Froggie Went A' Courtin'

Frank Gladstone

When Oz and I lived in Wichita for a short time in '83, we started getting phone calls from friends and family members, saying that they had seen a cartoon on Nickelodeon and Cinemax about a frog and a mouse, and that Oz's name was all over the credits. We remembered visiting Frank Gladstone at his studio in Miami in '78 and Frank's having told us that the animation short, "Froggie Went A' Courtin'" on which they'd collaborated had won a regional emmy. At the time, Oz was amused, but now we were amazed that it was showing up on TV! We caught it perhaps a half dozen times and only once or twice from the beginning. We had lost touch with Frank, but the last time we'd seen him, he didn't have a copy himself from which to make us a copy.

Since then, Frank Gladstone has worked for Warner Brothers and Disney in their animation departments. He is currently with Dreamworks in Los Angeles. I have recently been in touch with Frank, and he graciously provided me with a copy of this delightful animation. He also gave me the following background information about the film in his own words:


"Froggie Went A' Courtin'" was made with an Independent Filmmaker's Grant from the American Film Institute. It was originally to be a short film based on a joke I liked to tell entitled "The Loud Mouthed Frog", but just a couple of days before recording the voices for that story, I discovered that someone had already done an animated short based on the same joke.

Since the famous animation director, Chuck Jones, had been on the AFI grant committee, I called him to see what I should do. He advised me to use the characters I had already created and find another story. The AFI agreed with the idea and with the grant still in hand, I changed the original frog from a girl to a boy, added a little mouse and wrote new lyrics to this very old song all in one afternoon!

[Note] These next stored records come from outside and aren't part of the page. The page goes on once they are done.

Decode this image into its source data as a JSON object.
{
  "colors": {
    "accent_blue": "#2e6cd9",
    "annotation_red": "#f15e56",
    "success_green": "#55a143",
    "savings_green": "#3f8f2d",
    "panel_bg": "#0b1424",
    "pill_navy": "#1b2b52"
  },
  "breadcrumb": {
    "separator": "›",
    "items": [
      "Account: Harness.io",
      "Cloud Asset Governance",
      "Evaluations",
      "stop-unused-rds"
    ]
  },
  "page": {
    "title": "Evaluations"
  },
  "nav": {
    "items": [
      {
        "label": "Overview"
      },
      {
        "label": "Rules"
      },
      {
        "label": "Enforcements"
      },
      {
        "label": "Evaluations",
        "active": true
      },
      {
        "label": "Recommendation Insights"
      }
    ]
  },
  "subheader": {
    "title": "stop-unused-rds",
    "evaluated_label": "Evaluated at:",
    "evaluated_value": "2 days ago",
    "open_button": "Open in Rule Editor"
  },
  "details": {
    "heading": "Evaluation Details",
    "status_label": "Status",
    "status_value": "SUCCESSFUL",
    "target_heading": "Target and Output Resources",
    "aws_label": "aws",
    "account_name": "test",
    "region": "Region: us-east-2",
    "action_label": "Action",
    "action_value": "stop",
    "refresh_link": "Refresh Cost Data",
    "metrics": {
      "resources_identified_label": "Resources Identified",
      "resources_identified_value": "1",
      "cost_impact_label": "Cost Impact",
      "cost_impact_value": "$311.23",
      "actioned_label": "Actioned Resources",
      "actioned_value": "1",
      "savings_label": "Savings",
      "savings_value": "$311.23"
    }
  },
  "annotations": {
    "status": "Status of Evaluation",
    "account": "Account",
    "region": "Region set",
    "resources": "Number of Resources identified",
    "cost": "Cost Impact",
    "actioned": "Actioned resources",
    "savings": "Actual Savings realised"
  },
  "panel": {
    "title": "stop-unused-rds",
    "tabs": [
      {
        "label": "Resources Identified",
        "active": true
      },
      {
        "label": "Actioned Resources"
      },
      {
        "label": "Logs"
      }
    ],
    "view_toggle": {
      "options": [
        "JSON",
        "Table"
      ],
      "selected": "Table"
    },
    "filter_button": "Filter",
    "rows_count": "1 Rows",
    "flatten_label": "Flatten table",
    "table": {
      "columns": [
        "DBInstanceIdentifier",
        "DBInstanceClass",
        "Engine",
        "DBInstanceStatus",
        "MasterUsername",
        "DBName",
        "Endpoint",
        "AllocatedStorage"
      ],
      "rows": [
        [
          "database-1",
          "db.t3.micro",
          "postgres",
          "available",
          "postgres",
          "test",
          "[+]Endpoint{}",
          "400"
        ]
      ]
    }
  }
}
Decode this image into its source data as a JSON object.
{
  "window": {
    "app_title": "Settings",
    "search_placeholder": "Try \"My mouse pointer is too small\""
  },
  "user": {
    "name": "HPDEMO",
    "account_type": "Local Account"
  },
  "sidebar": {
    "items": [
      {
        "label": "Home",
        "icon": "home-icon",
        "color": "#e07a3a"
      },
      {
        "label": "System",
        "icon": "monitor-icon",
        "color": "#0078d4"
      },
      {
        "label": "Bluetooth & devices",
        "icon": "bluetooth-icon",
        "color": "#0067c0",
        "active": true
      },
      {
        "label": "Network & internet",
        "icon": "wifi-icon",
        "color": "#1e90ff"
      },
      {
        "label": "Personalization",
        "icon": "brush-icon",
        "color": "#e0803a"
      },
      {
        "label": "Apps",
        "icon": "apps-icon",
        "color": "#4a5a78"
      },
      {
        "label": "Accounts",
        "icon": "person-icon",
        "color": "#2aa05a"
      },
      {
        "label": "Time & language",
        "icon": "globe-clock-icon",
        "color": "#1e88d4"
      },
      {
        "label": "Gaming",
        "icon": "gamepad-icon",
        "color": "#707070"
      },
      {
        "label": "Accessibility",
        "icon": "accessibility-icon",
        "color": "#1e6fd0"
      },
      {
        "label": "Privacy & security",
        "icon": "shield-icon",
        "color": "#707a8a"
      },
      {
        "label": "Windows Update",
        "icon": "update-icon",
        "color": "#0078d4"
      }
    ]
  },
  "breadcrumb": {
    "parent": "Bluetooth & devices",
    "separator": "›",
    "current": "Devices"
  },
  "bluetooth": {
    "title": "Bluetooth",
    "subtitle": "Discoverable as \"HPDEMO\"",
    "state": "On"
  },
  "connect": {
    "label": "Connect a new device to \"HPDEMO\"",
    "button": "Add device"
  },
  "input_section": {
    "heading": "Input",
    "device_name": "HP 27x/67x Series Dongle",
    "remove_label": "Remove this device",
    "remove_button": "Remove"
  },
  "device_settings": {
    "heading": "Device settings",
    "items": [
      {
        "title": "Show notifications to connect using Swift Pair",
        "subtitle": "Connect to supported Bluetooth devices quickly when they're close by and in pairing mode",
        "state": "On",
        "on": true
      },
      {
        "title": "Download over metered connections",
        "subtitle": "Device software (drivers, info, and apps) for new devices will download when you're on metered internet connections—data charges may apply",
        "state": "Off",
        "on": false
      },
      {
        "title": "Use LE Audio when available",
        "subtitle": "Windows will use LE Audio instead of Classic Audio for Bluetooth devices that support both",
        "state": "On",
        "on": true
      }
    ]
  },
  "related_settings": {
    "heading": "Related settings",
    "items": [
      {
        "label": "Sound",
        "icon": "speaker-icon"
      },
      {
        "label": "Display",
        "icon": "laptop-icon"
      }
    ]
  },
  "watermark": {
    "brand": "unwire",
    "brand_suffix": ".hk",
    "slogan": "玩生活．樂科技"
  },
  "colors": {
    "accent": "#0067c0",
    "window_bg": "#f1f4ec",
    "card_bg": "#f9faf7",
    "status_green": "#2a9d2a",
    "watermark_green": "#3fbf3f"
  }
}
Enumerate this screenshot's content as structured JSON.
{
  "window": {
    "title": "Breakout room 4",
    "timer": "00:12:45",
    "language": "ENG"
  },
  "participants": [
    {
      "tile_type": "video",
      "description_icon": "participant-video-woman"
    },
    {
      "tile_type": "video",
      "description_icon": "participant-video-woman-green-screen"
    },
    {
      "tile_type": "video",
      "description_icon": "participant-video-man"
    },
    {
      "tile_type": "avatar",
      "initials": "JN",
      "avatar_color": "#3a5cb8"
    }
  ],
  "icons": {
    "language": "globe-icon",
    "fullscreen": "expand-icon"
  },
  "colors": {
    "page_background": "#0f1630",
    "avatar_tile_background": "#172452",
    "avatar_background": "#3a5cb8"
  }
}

I actually do not remember who suggested I contact Oz, but he already knew this old folk standard and said he could easily arrange it for his group of musicians. He was willing to work within my miniscule budget and even helped me find the original recording studio (a place called Roosterbark as I recall). We recorded one afternoon. Oz did the frog/narrator voice, a young singer named Marcie voiced the mouse and my brother Steve did the preacher. Oz hired all the musicians and everybody worked for peanuts. I think it took all of two or three hours to lay down and mix all of the tracks. I remember being absolutely ecstatic with the results and went to work on the animation right away. (On this kind of project, the music and the lyrics have to be recorded ahead of the animation.) It actually took me just about nine months to finish the artwork and complete the film.

"Froggie" not only won a regional Emmy for best children's film, it also was selected for the 1977 New York Film Festival where it opened for Jonathan Demme's first feature, "Citizen's Band" (also called "Handle With Care"). The original purpose of the AFI grant was to provide independent filmmakers with the funds to complete a project which would help promote their careers. In my case, "Froggie" did just that, helping me find clients and projects that truly re-launched my little animation company. I continued as an independent producer/director for a dozen years after I finished the film and then went on to work for Disney, Warner Bros.and now DreamWorks. On occasion, I still screen "Froggie". It never ceases to please an audience (which more often than not picks up the beat and claps along to the music) and remains as one of the genuine high points of my most satisfying career. I must tell you, I was really pleased to hear that Oz liked working on the project too.

"Froggie Went A' Courtin'" was a tribute to the animation of the 30's and 40's. At that time, I was influenced by work from the Fleischer Studios (which was, coincidently, for a few years in Miami).

Frank Gladstone


The musicians for "Froggie Went A' Courtin'"
were members of a band called "Spooner Summit."

Oz Bach, Jonas Goldstein, Dana Keller, Ned Frields, Kevin Hurley